Timpano was historically baked in an enamel wash basin, but if you’re not an Italian granny, chances are you don’t have one of those. Kerry hunted around (she likes shopping online as much as I do) and found a 14-inch enamel basin from Kolorful Kitchen. But one huge mother of a deep dish oven-safe bowl or circular baking dish will work. Who the hell are we kidding, just commit and by a basin.
Preheat the oven to 350F. Generously grease the timpano bowl with a drizzle of olive oil. Roll out your beautiful dough until it’s nice and thin (but still thick enough that it won’t rip.
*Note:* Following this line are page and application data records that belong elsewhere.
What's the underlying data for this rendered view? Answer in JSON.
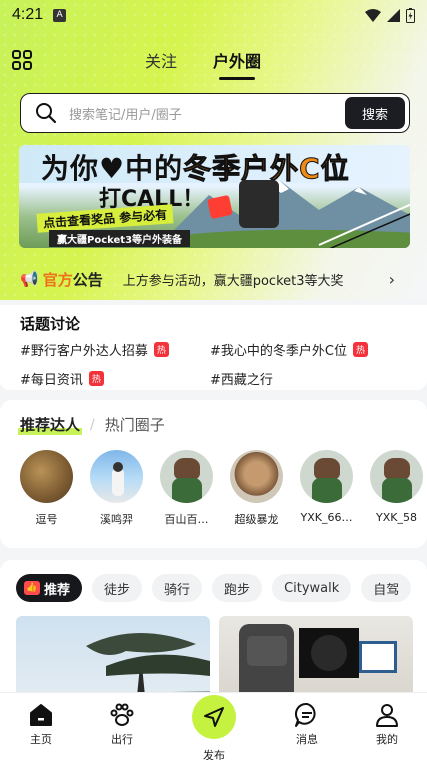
{
  "status": {
    "time": "4:21",
    "a_label": "A"
  },
  "tabs": {
    "follow": "关注",
    "outdoor": "户外圈"
  },
  "search": {
    "placeholder": "搜索笔记/用户/圈子",
    "button": "搜索"
  },
  "banner": {
    "headline_a": "为你♥中的",
    "headline_b": "冬季户外C位",
    "call": "打CALL！",
    "sub": "点击查看奖品  参与必有",
    "prize": "赢大疆Pocket3等户外装备"
  },
  "notice": {
    "title_a": "官方",
    "title_b": "公告",
    "text": "上方参与活动，赢大疆pocket3等大奖",
    "chevron": "›"
  },
  "topics": {
    "title": "话题讨论",
    "items": [
      {
        "label": "#野行客户外达人招募",
        "hot": "热"
      },
      {
        "label": "#我心中的冬季户外C位",
        "hot": "热"
      },
      {
        "label": "#每日资讯",
        "hot": "热"
      },
      {
        "label": "#西藏之行",
        "hot": ""
      }
    ]
  },
  "recommend": {
    "tab_active": "推荐达人",
    "separator": "/",
    "tab_inactive": "热门圈子",
    "users": [
      {
        "name": "逗号"
      },
      {
        "name": "溪鸣羿"
      },
      {
        "name": "百山百…"
      },
      {
        "name": "超级暴龙"
      },
      {
        "name": "YXK_66…"
      },
      {
        "name": "YXK_58"
      }
    ]
  },
  "filters": {
    "active": "推荐",
    "items": [
      "徒步",
      "骑行",
      "跑步",
      "Citywalk",
      "自驾"
    ]
  },
  "nav": {
    "home": "主页",
    "travel": "出行",
    "publish": "发布",
    "messages": "消息",
    "mine": "我的"
  }
}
If it rips, you can always roll it out again—the world will not end). Fold the dough over in half, then in half again to form a triangle. Place it in the pan. Open the dough folds and arrange it so the folds fall over the rim of the bowl.
Toss the penne pasta with 2 cups of your tomato sauce and a drizzle of olive oil. Distribute 1/3 of the pasta over your pastry. Top with half the salami, then half the provolone. Add half of your soft-boiled egg halves, half the meatballs, and half the pecorino romano (or parmigiano) cheese. Pour 1/3 of the beaten eggs over all this mess (they help bind everything together) and then pour about 2 cups of the tomato sauce over that.
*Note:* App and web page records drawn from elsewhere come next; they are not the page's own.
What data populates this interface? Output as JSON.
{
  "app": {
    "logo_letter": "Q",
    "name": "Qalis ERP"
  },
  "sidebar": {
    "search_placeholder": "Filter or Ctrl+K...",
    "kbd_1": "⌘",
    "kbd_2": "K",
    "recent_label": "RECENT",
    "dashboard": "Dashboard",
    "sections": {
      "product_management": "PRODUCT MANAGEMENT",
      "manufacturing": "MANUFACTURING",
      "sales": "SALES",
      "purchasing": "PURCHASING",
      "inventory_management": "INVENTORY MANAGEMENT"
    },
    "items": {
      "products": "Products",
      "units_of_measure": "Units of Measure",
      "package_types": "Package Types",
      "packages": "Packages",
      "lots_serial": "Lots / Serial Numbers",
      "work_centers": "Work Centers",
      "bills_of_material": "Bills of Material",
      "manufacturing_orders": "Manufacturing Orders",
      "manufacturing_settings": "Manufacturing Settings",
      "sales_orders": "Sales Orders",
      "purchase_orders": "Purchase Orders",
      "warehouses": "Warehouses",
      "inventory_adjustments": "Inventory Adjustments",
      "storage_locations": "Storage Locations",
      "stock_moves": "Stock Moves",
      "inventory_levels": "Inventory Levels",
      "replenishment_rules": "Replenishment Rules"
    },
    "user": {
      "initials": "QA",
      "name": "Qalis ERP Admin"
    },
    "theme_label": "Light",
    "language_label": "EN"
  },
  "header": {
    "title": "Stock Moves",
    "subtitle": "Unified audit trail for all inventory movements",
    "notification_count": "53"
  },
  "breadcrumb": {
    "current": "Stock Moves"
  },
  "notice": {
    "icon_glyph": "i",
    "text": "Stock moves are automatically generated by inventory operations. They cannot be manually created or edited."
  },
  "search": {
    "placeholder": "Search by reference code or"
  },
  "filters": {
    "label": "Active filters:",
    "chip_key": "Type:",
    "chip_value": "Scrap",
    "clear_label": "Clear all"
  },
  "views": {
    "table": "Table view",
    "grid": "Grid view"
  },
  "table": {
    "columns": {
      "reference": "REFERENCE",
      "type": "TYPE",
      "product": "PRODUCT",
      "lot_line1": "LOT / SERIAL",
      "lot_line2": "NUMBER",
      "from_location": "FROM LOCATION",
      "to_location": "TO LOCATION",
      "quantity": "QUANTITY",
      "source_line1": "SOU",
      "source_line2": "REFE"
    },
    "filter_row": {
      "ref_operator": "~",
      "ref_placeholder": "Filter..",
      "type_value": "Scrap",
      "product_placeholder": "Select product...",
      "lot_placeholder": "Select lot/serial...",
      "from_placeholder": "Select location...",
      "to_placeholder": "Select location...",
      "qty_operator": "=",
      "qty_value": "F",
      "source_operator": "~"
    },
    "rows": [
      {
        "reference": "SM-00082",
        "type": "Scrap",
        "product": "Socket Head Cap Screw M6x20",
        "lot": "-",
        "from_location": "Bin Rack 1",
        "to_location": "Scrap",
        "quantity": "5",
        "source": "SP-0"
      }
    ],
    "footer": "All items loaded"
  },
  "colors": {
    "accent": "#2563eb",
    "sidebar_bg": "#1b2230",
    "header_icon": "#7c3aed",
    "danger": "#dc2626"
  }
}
Now add another 1/3 of the pasta. Top with the remaining salami, remaining provolone, remaining soft-boiled eggs, remaining meatballs, and the rest of the pecorino romano cheese. Pour another 1/3 of the beaten eggs over that, then 2 cups of tomato sauce over that.
Add a final layer: the rest of the pasta, followed by a couple more cups of sauce, and then the remainder of the beaten eggs. If things look like they’re gonna go overboard, just shake the pan a bit to get everything to settle nicely.
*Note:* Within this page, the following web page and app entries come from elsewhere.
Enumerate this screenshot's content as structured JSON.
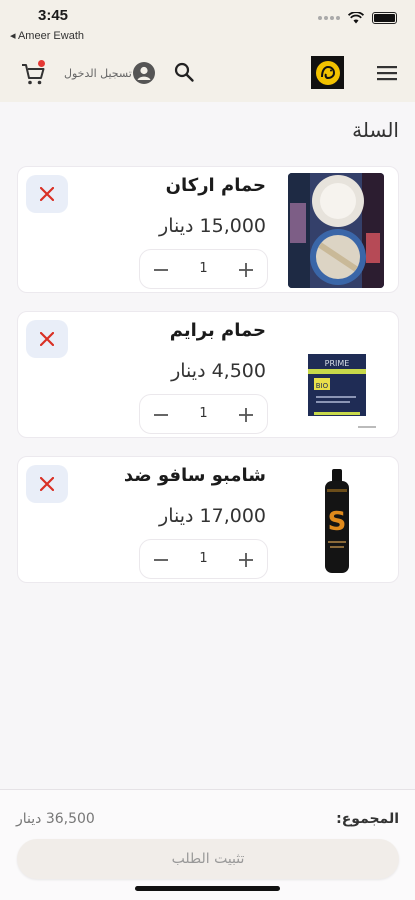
{
  "status_bar": {
    "time": "3:45",
    "back_label": "◂ Ameer Ewath"
  },
  "header": {
    "login_label": "تسجيل الدخول",
    "icons": [
      "cart-icon",
      "account-icon",
      "search-icon",
      "store-logo",
      "menu-icon"
    ]
  },
  "page": {
    "title": "السلة"
  },
  "cart": {
    "items": [
      {
        "name": "حمام اركان",
        "price": "15,000 دينار",
        "quantity": "1"
      },
      {
        "name": "حمام برايم",
        "price": "4,500 دينار",
        "quantity": "1"
      },
      {
        "name": "شامبو سافو ضد",
        "price": "17,000 دينار",
        "quantity": "1"
      }
    ]
  },
  "summary": {
    "total_label": "المجموع:",
    "total_value": "36,500 دينار",
    "checkout_label": "تثبيت الطلب"
  },
  "product_images": {
    "0": {
      "brand_text": ""
    },
    "1": {
      "brand_text": "PRIME"
    },
    "2": {
      "brand_text": "S"
    }
  },
  "colors": {
    "header_bg": "#f3f0e9",
    "remove_bg": "#e9eef8",
    "remove_icon": "#d93025",
    "badge": "#e53935"
  }
}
Fold the dough over the filling to seal completely. If there’s too much dough and it’s overlapping a lot, just trim it away. If there’s not enough dough, cut the folds, roll it out again into a thin layer, and drape over the top and seal the edges with your fingers to form a “lid”. It doesn’t have to look pretty, guys: this whole thing’s literally going upside down later. Don’t freak.
Bake this mother for 1 ½ hours until golden brown. Take it out of the oven and let it rest for at least 30 minutes. This whole resting process is gonna get annoying, but the reason we do it is so when we invert the thing, everything doesn’t fall apart into a hot liquid lava mess. That would be super embarrassing.
Grab a Kerry (friend) to help you do this next part: get ahold of the pan firmly and flip the timpano upside down and invert it onto a serving platter. DO NOT REMOVE THE PAN. Let it rest upside down in its dish for another 30 minutes. Patience is key—can you imagine losing this thing after all the hard work you’ve done because you couldn’t wait? Go have another glass of vino.
Now slowly and gently remove the pan and let the timpano rest out in the open for yet another 20 goddamn minutes.
Using a long sharp knife, cut a circle about 2-3 inches in diameter in the center of the timpano, making sure to cut all the way to the bottom. Cut the timpano like you would a pie into individual portions, leaving the center circle as a support for the remaining pieces. Transfer the pieces with the help of a spatula onto plates. Behold its glory. Eat. Then go lie down.
Serves about a million people. Seriously, there were 9 of us, and we barely got through half, with seconds.